Visualizing Device Data

First we need to assign the device to an application.

For details about application and how to create new application, please see the Application Manager chapter.

Create an application and from the device drop down actions click on Assign To Application and search for the application that you created. Device Topics Device Topics

Now go to the application and choose Dashboards from the side menu then click Create Dashboard. Application Dashboards

This will prompt you to the dashboard editor where you can visualize your data in different ways.

Click on the Application Dashboards icon to get started.

You will find tabs containing different types of components. We are simulating a sensor that’s sending a car speed, so we need a component that displays last value. KPI components are designed for that purpose, so let’s click on KPI tab and choose Angular Gauge component.

Click on the Angular Gauge

You will be prompted to settings form where we can configure our component, Now we need to choose data source for the component to display.

Angular Gauge

Fill in the form items Angular Gauge

Then click Save Component

Now for every message that the device sends and has the key SPEED, this gauge component will update with it’s value.

Creating Rule Engine and Alarms

We have managed to monitor our device in real time, but we need to be notified if something unexpected happens, like if the SPEED goes above a certain value.

Cervello allows us to achieve this through a very simple and highly customizable rule engine using VPI Editor (Visual Programming Interface).

Go back to the application page and choose VPI Editor from the left-side menu VPI Form

Insert VPI name and click OK to create a new VPI

Click on the VPI name to be redirected to the VPI editor where you can create workflows.

You will find a list of different components on the left side menu (we will go through each one of them in the VPI chapter).

For now lets use the components we need which are Device Telemetry, Data Transformation, Rules, Debug and Save Alarm.

You can use the search field to quickly find components, then drag and drop them into the grid to be able to use them.

Most components in the VPI have an input to pass the data to it to process, and an output to pass the processed data to the next component.

To connect components, click on the output of one component, and draw a link with the mouse cursor to the input of another component and save the VPI. Now connected components in the workflow can send to each other data in order.

VPI Components

Click on the save button VPI Components to save the VPI components.

Device Telemetry: This component will allow us to obtain any telemetry data the selected device sends to Cervello.T

Data Transformation: Which will help us transform the received data to be in JSON format.

Rules: Rules component is where all the conditional logic will be happening.

Debug: Debug component will help us debug our workflow by outputting data into the console tab.

Save Alarm: Creates an alarm for the device with given data.

Now let’s configure each component.

Double click on any component to open the settings form.

In Device Telemetry settings choose our device and click save.
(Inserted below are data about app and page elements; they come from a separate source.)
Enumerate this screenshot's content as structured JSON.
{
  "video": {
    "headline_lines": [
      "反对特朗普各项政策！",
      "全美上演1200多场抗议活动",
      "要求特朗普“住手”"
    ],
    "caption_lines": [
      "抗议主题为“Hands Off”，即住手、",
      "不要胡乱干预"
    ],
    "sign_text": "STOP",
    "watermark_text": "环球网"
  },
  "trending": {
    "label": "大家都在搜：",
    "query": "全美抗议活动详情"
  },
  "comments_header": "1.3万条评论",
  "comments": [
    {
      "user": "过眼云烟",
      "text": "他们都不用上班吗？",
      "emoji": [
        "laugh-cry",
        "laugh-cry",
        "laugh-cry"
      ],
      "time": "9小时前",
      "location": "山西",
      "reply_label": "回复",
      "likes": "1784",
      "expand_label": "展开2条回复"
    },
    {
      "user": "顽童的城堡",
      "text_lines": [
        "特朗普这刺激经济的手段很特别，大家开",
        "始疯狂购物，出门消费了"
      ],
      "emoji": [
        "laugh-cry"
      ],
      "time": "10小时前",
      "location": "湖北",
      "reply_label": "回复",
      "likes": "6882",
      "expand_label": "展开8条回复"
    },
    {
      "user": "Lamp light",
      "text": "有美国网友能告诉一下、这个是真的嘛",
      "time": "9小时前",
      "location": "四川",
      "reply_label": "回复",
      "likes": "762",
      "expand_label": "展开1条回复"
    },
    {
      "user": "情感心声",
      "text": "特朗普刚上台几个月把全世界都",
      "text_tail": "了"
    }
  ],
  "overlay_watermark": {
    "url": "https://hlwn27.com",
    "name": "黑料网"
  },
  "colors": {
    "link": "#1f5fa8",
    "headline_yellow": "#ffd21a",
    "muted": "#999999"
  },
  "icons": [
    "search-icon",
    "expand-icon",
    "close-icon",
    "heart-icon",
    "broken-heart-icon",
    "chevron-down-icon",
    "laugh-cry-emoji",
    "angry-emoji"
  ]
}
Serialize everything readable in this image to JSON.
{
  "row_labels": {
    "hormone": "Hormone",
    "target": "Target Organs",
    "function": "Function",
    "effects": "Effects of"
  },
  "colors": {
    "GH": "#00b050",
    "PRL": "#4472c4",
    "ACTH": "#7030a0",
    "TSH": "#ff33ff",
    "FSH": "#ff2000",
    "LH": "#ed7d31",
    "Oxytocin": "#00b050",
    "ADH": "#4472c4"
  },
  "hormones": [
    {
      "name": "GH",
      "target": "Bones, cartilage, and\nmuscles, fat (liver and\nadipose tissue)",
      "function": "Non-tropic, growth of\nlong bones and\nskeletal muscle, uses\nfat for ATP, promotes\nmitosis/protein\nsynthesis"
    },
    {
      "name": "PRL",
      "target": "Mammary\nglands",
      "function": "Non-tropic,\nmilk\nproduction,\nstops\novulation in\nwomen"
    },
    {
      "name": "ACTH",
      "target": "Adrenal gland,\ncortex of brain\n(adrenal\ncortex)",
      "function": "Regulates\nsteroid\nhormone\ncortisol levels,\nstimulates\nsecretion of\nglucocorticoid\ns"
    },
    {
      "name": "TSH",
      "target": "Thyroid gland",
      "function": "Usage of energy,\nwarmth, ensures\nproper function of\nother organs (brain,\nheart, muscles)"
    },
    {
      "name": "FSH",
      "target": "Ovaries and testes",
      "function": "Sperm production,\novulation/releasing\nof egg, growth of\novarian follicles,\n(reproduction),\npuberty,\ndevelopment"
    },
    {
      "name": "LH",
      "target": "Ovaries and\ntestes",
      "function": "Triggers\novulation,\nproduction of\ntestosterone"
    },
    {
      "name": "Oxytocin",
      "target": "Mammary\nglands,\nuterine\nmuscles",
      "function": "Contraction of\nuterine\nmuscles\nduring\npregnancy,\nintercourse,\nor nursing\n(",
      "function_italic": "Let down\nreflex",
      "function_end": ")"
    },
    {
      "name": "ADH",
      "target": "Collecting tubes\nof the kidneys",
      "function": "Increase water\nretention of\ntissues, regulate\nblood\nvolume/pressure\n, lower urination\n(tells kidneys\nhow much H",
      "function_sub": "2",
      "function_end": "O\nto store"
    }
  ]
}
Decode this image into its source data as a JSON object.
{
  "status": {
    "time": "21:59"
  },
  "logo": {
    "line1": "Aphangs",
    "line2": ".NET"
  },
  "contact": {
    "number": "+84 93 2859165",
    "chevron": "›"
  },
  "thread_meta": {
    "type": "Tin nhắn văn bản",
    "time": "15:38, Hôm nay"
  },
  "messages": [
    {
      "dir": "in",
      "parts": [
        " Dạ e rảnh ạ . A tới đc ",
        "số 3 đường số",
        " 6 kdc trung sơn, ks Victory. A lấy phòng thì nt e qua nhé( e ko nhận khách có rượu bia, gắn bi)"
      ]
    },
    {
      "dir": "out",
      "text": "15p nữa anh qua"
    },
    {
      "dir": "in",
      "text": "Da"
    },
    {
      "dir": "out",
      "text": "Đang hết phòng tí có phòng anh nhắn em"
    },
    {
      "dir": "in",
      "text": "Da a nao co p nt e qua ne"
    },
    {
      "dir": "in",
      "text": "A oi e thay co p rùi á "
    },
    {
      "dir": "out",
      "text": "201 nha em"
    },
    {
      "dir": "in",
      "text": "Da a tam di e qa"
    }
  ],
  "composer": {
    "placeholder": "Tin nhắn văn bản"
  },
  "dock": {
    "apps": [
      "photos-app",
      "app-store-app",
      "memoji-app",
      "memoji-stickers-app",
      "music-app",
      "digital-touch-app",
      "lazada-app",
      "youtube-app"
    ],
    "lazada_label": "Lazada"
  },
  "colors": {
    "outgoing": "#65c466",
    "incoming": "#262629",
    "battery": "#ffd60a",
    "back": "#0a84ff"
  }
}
Device Telemetry Settings

Next in Data Transformation: component, we need to transform data from JSON string to JSON object. Data Transformation Settings

Rules: this is where we can set logical conditions, in our case we need to create a rule if SPEED value is above 100. Rules Settings

Save Alarm: this is where we can set logical conditions, in our case we need to create a rule if SPEED value is above 100. Save Alarm Settings

Let’s send another value and see how our workflow goes. Save Alarm Settings

Click Publish and watch the VPI Save Alarm Settings

Great! a speed alarm has been created in the device, in the next step we are going to explore how to display a device alarms in the dashboard.

Displaying Alarms

Final step is to monitor the device alarms from the dashboard. Let’s go back to the dashboard manager and add another component.

From the Tables tab, choose Alarms Table. Dashboard Alarm

Fill in the settings options and select our virtual device and save the component Dashboard Alarm Settings

Finally we have a dashboard to monitor a device speed and display any alarms for the device. Dashboard Components